[Problem to solve]: From the listing below, copy each line that contains the word "Drag".

[Data section]:
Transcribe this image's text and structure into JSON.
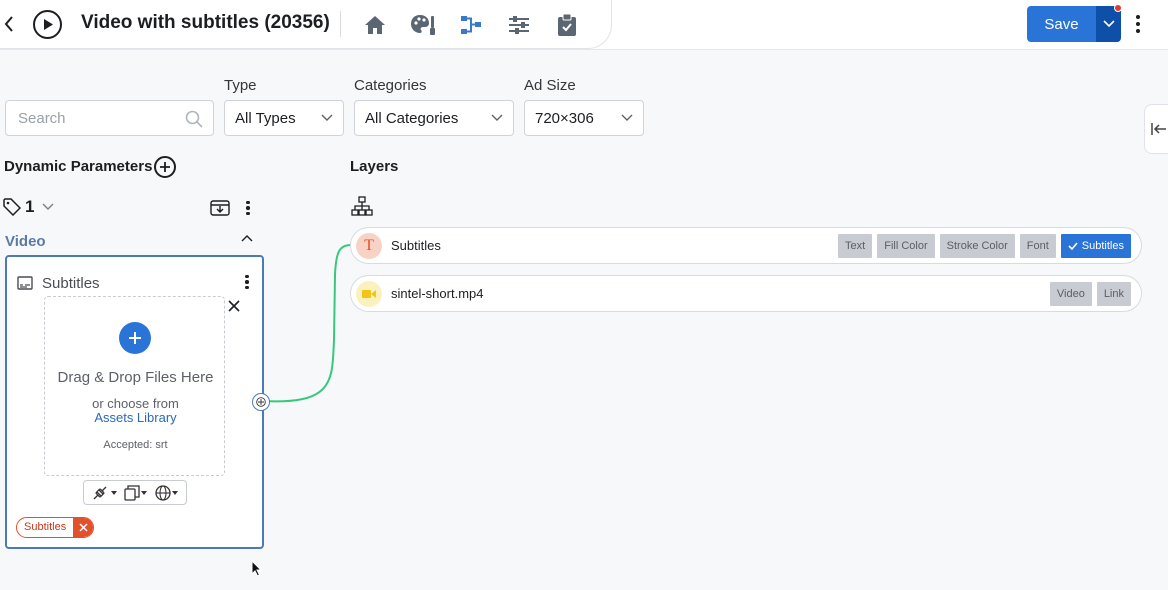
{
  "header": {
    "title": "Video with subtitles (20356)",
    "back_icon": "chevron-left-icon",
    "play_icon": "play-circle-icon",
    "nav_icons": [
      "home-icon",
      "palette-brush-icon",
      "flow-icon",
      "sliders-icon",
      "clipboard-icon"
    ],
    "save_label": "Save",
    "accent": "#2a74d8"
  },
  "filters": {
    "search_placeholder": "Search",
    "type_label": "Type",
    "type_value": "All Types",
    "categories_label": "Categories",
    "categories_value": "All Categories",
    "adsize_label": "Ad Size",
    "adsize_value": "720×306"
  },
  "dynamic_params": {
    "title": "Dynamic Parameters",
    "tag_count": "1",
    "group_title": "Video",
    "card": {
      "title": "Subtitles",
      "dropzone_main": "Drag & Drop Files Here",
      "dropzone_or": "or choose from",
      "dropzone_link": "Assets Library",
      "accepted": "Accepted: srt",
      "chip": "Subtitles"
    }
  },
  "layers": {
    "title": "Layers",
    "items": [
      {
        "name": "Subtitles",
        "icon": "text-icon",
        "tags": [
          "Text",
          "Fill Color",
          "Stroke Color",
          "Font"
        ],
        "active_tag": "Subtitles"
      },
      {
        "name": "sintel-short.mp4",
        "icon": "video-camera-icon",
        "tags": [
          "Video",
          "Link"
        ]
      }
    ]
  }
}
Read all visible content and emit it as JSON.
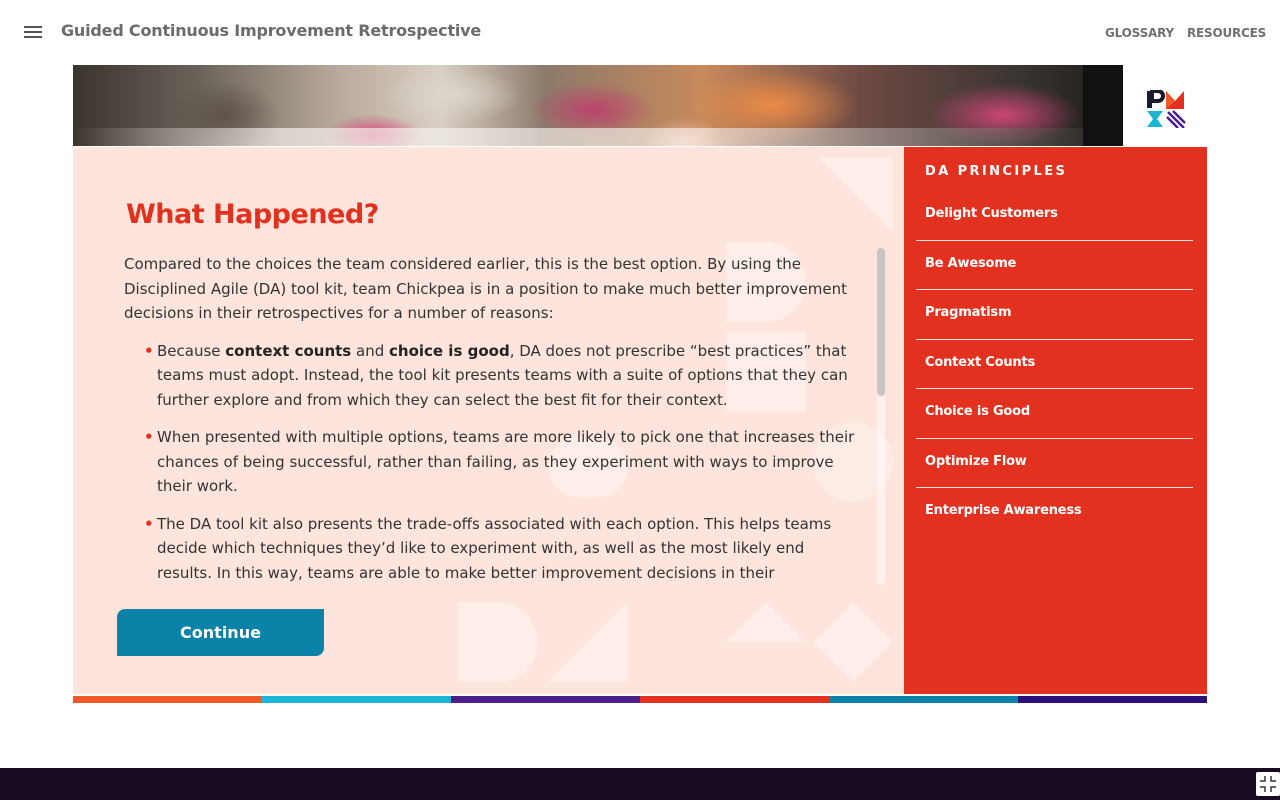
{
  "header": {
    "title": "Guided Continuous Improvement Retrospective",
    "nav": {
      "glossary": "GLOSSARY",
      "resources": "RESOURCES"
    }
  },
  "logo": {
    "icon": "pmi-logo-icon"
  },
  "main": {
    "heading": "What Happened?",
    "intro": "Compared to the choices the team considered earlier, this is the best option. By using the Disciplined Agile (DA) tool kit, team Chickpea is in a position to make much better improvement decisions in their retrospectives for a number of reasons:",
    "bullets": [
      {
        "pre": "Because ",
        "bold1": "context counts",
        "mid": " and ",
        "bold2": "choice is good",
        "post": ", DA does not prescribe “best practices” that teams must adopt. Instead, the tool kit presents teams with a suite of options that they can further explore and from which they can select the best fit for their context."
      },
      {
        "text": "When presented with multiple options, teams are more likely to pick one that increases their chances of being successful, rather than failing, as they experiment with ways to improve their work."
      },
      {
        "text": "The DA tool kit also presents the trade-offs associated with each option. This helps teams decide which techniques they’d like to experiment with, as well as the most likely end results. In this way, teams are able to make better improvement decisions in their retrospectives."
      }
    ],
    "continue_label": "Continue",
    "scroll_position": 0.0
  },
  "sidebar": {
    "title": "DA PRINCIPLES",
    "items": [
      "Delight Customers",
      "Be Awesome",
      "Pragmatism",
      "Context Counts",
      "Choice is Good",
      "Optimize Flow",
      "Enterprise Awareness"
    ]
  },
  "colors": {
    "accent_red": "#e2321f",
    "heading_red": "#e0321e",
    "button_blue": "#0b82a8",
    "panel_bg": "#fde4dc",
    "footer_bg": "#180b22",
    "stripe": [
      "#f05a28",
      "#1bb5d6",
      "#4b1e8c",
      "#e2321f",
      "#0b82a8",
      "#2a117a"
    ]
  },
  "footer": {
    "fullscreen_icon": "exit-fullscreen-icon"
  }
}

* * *

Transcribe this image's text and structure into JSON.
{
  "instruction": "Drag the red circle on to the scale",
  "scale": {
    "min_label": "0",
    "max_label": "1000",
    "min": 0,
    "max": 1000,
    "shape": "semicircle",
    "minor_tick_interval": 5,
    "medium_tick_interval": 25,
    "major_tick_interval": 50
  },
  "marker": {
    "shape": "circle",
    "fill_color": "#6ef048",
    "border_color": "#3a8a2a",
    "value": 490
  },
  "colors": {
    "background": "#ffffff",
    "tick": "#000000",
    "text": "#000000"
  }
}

[Task result]:
      "dropzone_main": "Drag & Drop Files Here",
  "instruction": "Drag the red circle on to the scale",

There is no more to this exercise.